This, it should go without saying, is a disgrace of the highest order. It would, of course, be unseemly to hear anybody in the United States downplaying the murder of dissenters. But a presidential aspirant? In the Republican party? Two of Donald Trump’s opponents in this race are in America because their parents were forced out of Cuba by exactly the sort of regime that Trump is now applauding.
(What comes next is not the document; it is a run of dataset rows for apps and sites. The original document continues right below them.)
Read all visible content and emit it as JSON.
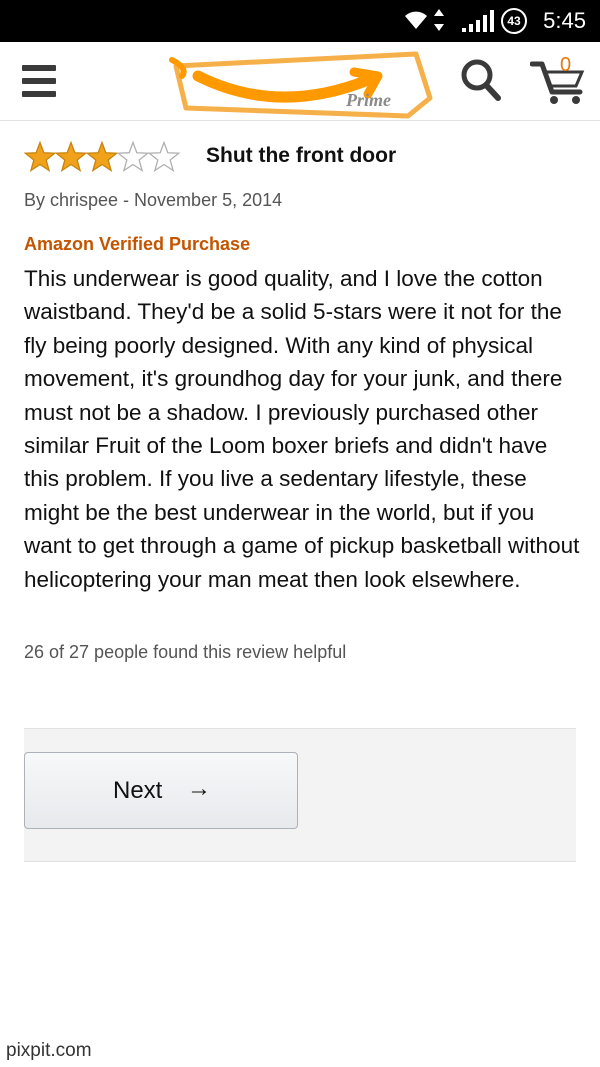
{
  "status_bar": {
    "time": "5:45",
    "battery_level": "43",
    "icons": [
      "wifi-icon",
      "data-transfer-icon",
      "signal-icon",
      "battery-icon"
    ]
  },
  "header": {
    "logo_text": "Prime",
    "cart_count": "0",
    "icons": [
      "menu-icon",
      "amazon-smile-logo",
      "search-icon",
      "cart-icon"
    ]
  },
  "review": {
    "rating": 3,
    "rating_max": 5,
    "title": "Shut the front door",
    "byline": "By chrispee - November 5, 2014",
    "verified": "Amazon Verified Purchase",
    "body": "This underwear is good quality, and I love the cotton waistband. They'd be a solid 5-stars were it not for the fly being poorly designed. With any kind of physical movement, it's groundhog day for your junk, and there must not be a shadow. I previously purchased other similar Fruit of the Loom boxer briefs and didn't have this problem. If you live a sedentary lifestyle, these might be the best underwear in the world, but if you want to get through a game of pickup basketball without helicoptering your man meat then look elsewhere.",
    "helpful": "26 of 27 people found this review helpful"
  },
  "pager": {
    "next_label": "Next",
    "next_arrow": "→"
  },
  "watermark": "pixpit.com",
  "colors": {
    "star": "#f0a21b",
    "brand_orange": "#ff9900",
    "verified": "#c45500"
  }
}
How quickly the center of gravity would change were he the nominee. “I know not what course others may take,” Patrick Henry exclaimed in 1775, “but as for me, give me liberty or give me death!” “Freedom is one of the deepest and noblest aspirations of the human spirit,” argued Ronald Reagan in his second inaugural. “He’s running his country, and at least he’s a leader,” says Donald J. Trump.This will not “finish” Trump off, of course, for Trump is the focal point in what has essentially become an unfalsifiable conspiracy theory in which the “establishment” is always wrong and Trumpism is always the solution. Facts, frankly, no longer enter into this calculation; reason, too, has become an afterthought. It is quite the spectacle to watch a group of voters simultaneously slamming Barack Obama as an inexperienced, Constitution-hating celebrity, and then to enthusiastically propose a mirror-image as his replacement. But watch this you can. Fire up Twitter right now and scroll through the excuses that are being advanced in favor of Trump’s pro-Putin lovefest. Do you think the incumbent president would have got away with this? Would Ted Cruz?
Cincinnatus, where art thou? Cleveland turns its lonely eyes to you.
— Charles C. W. Cooke is a staff writer for National Review.